[App and web page records]
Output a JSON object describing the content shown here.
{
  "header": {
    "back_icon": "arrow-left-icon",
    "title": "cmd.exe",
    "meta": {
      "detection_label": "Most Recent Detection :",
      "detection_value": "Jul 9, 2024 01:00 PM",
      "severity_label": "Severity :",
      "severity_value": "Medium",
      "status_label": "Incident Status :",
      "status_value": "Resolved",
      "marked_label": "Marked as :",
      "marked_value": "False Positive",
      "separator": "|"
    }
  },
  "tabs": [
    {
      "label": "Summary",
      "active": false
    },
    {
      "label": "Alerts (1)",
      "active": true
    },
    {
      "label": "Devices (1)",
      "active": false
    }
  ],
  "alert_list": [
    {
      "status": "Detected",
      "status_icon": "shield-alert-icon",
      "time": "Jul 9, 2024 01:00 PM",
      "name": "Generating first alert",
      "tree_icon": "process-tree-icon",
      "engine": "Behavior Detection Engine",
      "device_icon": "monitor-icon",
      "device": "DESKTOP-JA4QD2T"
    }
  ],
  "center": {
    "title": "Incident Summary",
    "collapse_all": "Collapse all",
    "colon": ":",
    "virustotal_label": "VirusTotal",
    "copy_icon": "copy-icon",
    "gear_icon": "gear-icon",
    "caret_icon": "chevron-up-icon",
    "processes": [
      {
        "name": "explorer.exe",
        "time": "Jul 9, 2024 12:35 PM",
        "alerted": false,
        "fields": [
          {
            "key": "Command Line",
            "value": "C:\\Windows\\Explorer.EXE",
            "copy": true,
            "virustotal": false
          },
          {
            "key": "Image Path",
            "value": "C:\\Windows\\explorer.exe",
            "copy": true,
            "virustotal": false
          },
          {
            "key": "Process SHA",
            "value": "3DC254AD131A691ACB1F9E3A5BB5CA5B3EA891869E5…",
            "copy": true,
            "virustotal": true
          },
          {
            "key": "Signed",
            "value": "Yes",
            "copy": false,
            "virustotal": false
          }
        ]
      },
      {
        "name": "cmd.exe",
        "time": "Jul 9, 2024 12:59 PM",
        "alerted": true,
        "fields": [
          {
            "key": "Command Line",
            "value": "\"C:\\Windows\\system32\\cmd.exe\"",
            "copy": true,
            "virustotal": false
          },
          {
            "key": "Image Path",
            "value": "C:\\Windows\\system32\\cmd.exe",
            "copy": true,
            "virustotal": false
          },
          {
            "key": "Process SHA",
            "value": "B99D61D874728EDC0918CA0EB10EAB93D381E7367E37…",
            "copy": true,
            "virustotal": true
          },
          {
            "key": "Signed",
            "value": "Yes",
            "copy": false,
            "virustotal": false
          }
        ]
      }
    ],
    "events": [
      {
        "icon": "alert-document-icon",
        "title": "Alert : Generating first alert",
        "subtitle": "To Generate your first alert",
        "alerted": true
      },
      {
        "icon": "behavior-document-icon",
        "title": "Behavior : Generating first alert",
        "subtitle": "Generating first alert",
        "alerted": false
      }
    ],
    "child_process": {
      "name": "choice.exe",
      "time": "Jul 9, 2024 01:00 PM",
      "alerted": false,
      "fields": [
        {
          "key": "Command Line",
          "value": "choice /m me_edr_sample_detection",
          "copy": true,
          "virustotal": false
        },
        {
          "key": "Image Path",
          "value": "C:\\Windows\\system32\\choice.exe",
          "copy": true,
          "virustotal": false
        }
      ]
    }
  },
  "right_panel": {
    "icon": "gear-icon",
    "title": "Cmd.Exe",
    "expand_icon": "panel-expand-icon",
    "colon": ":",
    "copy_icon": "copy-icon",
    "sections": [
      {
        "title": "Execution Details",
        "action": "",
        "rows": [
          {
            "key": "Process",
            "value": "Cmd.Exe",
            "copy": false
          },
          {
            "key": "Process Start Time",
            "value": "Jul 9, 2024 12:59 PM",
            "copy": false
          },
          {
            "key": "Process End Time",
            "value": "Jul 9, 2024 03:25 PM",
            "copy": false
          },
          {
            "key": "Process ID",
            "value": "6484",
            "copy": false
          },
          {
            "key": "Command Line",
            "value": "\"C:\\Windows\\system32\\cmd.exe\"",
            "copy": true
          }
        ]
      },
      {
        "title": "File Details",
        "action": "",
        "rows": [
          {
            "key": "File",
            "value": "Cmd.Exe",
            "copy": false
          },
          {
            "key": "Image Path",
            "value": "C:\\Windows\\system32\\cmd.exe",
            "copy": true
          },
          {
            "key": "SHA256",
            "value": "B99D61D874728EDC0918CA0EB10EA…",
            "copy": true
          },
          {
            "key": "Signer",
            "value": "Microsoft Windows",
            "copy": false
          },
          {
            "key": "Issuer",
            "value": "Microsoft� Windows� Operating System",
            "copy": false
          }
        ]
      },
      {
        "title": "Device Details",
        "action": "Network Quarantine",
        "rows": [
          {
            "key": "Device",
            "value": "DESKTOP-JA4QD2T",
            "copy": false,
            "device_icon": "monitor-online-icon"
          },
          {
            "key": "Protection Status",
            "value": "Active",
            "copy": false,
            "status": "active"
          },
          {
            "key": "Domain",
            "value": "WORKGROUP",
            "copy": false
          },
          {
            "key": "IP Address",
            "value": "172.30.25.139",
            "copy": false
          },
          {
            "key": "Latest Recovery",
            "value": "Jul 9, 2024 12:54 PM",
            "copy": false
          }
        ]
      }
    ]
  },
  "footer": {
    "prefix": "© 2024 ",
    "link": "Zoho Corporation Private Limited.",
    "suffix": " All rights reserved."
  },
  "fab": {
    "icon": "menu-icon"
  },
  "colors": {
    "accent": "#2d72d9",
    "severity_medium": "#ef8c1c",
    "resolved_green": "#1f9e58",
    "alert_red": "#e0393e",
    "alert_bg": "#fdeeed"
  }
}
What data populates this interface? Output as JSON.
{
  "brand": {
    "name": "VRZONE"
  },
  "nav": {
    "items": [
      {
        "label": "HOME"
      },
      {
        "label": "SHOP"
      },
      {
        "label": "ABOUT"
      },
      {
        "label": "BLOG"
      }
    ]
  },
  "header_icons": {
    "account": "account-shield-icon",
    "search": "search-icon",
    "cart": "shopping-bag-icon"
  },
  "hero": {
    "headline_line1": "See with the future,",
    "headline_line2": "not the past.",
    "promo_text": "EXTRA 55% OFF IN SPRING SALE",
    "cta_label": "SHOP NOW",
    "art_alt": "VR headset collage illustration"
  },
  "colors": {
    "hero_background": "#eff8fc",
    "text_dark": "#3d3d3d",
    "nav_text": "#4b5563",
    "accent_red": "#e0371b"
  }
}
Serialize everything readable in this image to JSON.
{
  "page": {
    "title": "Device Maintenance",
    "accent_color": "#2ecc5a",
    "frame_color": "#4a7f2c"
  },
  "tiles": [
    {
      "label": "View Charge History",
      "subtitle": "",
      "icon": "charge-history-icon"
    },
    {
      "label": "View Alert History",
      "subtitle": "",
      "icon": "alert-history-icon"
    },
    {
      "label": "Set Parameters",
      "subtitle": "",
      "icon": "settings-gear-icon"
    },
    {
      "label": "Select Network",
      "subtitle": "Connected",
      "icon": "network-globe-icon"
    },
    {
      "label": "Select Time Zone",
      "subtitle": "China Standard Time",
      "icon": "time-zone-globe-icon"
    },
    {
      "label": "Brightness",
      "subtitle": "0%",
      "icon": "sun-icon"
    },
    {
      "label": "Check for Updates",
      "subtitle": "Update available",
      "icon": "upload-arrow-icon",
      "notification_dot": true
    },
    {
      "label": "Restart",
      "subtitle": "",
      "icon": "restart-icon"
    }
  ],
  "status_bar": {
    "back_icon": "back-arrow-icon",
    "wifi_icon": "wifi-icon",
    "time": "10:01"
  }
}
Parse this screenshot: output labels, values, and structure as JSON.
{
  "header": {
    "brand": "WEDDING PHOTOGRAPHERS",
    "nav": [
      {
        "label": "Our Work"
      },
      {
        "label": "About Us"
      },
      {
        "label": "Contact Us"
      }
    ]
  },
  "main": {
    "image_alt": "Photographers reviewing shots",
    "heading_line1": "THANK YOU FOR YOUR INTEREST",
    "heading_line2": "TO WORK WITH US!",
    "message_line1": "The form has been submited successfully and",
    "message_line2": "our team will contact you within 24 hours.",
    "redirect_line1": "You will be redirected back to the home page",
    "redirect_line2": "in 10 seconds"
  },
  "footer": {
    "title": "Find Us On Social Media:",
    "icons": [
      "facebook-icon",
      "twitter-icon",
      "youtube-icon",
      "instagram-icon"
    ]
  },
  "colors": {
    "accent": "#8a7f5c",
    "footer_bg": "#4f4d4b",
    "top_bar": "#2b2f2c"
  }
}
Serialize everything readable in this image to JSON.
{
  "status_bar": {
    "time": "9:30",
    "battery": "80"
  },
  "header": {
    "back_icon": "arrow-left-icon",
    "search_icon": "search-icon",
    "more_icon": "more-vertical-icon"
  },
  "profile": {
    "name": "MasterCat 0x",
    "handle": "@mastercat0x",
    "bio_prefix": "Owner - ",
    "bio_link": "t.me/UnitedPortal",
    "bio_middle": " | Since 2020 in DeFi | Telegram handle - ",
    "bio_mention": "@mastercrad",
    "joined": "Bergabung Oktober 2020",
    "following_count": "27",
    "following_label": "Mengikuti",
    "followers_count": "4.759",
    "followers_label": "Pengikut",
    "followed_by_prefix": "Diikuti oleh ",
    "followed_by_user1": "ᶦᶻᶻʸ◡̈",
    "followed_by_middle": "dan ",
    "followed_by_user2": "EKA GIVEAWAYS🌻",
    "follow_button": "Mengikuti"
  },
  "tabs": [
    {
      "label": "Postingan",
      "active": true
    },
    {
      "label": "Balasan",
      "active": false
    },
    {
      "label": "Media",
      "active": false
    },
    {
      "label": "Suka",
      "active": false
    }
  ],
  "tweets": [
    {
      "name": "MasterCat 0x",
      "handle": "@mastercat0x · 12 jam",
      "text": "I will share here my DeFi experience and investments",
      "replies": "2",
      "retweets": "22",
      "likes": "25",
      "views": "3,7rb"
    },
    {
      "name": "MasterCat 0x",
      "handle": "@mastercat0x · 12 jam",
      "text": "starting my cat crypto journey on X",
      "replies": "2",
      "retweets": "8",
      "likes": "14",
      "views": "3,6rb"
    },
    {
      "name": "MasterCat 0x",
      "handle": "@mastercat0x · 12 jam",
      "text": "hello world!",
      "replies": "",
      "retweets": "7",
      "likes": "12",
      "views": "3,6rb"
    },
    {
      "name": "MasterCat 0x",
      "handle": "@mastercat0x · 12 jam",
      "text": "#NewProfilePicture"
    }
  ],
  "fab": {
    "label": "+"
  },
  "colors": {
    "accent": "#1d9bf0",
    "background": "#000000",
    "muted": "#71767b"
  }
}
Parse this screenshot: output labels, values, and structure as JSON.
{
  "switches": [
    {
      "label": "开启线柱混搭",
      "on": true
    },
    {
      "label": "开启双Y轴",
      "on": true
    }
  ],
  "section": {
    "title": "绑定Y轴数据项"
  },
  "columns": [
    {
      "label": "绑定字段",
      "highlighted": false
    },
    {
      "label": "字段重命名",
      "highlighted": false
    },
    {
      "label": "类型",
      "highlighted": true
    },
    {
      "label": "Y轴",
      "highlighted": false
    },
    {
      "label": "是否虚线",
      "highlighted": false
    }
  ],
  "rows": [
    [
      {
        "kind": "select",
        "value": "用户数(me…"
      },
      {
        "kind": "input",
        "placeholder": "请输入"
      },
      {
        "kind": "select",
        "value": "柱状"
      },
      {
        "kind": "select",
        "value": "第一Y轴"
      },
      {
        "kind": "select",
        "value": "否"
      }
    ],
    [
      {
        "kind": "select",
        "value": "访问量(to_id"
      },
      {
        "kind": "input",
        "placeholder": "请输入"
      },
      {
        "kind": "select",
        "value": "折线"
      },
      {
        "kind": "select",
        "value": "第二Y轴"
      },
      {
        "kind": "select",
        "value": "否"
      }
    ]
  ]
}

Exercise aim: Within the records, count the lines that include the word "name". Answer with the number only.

Final answer: 10